::: DATA SUPPLIED
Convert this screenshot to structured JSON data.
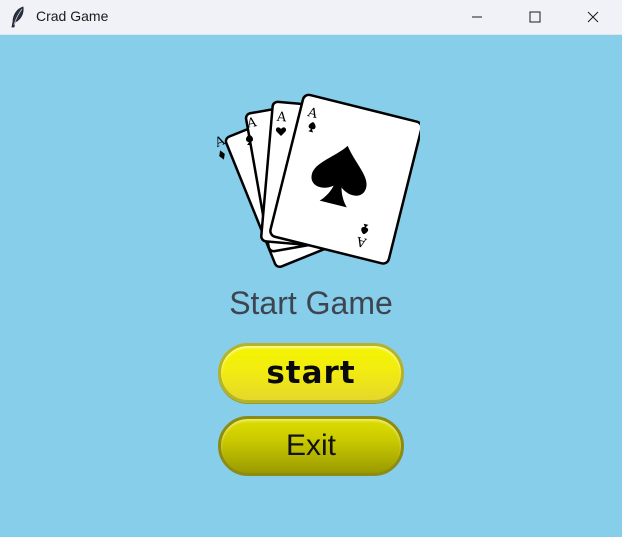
{
  "window": {
    "title": "Crad Game",
    "icon": "feather-icon",
    "controls": [
      "minimize-icon",
      "maximize-icon",
      "close-icon"
    ],
    "background_color": "#87ceeb"
  },
  "main": {
    "image": "playing-cards-aces-icon",
    "heading": "Start Game",
    "start_button_label": "start",
    "exit_button_label": "Exit",
    "accent_color": "#f2ec10"
  }
}
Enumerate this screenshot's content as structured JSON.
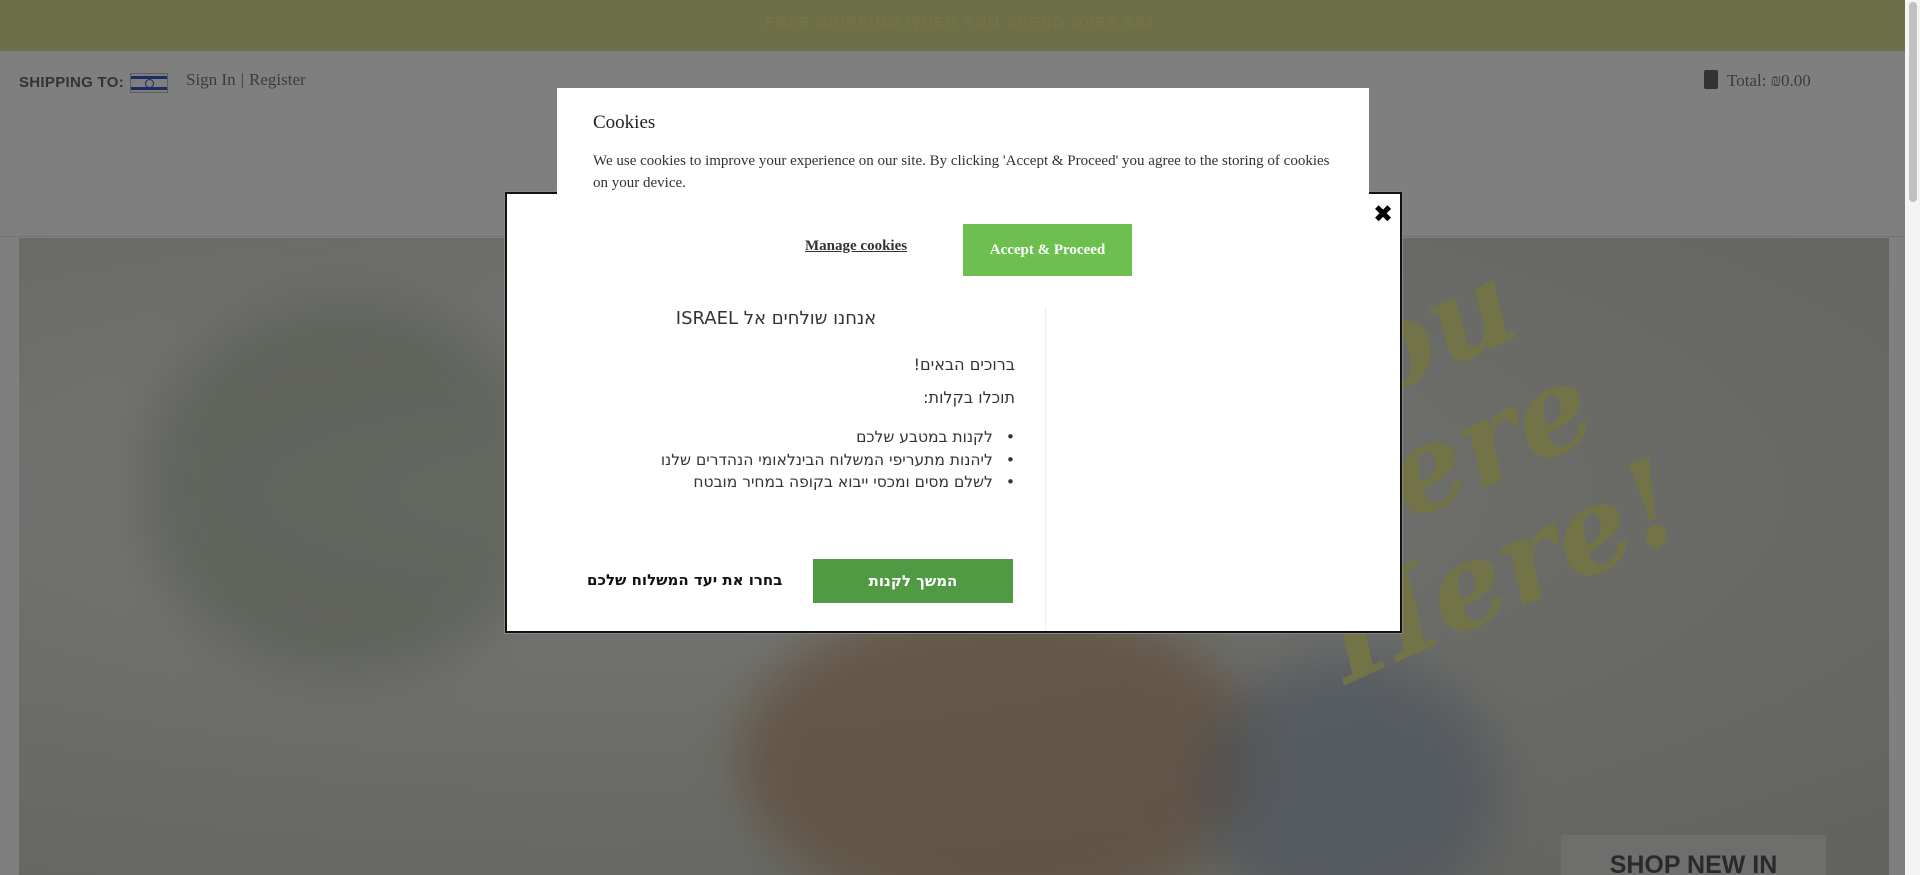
{
  "promo": {
    "text": "FREE SHIPPING WHEN YOU SPEND OVER $99"
  },
  "header": {
    "shipping_label": "SHIPPING TO:",
    "sign_in": "Sign In",
    "separator": "|",
    "register": "Register",
    "cart_total": "Total: ₪0.00"
  },
  "hero": {
    "line1": "h You",
    "line2": "Were Here!",
    "shop_new_in": "SHOP NEW IN"
  },
  "shipping_modal": {
    "title": "אנחנו שולחים אל ISRAEL",
    "welcome": "ברוכים הבאים!",
    "you_can": "תוכלו בקלות:",
    "benefits": [
      "לקנות במטבע שלכם",
      "ליהנות מתעריפי המשלוח הבינלאומי הנהדרים שלנו",
      "לשלם מסים ומכסי ייבוא בקופה במחיר מובטח"
    ],
    "continue_label": "המשך לקנות",
    "choose_destination_label": "בחרו את יעד המשלוח שלכם",
    "close_icon": "close-icon"
  },
  "cookie_modal": {
    "title": "Cookies",
    "text": "We use cookies to improve your experience on our site. By clicking 'Accept & Proceed' you agree to the storing of cookies on your device.",
    "manage_label": "Manage cookies",
    "accept_label": "Accept & Proceed"
  },
  "colors": {
    "promo_bg": "#d9de8f",
    "continue_green": "#4f9a43",
    "accept_green": "#6dc04f"
  }
}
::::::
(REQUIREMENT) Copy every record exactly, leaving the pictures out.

(SOLVED PROBLEM)
Convert this screenshot to structured JSON data.
{
  "window": {
    "title": "Crad Game",
    "icon": "feather-icon",
    "controls": [
      "minimize-icon",
      "maximize-icon",
      "close-icon"
    ],
    "background_color": "#87ceeb"
  },
  "main": {
    "image": "playing-cards-aces-icon",
    "heading": "Start Game",
    "start_button_label": "start",
    "exit_button_label": "Exit",
    "accent_color": "#f2ec10"
  }
}
Enumerate this screenshot's content as structured JSON.
{
  "promo": {
    "text": "FREE SHIPPING WHEN YOU SPEND OVER $99"
  },
  "header": {
    "shipping_label": "SHIPPING TO:",
    "sign_in": "Sign In",
    "separator": "|",
    "register": "Register",
    "cart_total": "Total: ₪0.00"
  },
  "hero": {
    "line1": "h You",
    "line2": "Were Here!",
    "shop_new_in": "SHOP NEW IN"
  },
  "shipping_modal": {
    "title": "אנחנו שולחים אל ISRAEL",
    "welcome": "ברוכים הבאים!",
    "you_can": "תוכלו בקלות:",
    "benefits": [
      "לקנות במטבע שלכם",
      "ליהנות מתעריפי המשלוח הבינלאומי הנהדרים שלנו",
      "לשלם מסים ומכסי ייבוא בקופה במחיר מובטח"
    ],
    "continue_label": "המשך לקנות",
    "choose_destination_label": "בחרו את יעד המשלוח שלכם",
    "close_icon": "close-icon"
  },
  "cookie_modal": {
    "title": "Cookies",
    "text": "We use cookies to improve your experience on our site. By clicking 'Accept & Proceed' you agree to the storing of cookies on your device.",
    "manage_label": "Manage cookies",
    "accept_label": "Accept & Proceed"
  },
  "colors": {
    "promo_bg": "#d9de8f",
    "continue_green": "#4f9a43",
    "accept_green": "#6dc04f"
  }
}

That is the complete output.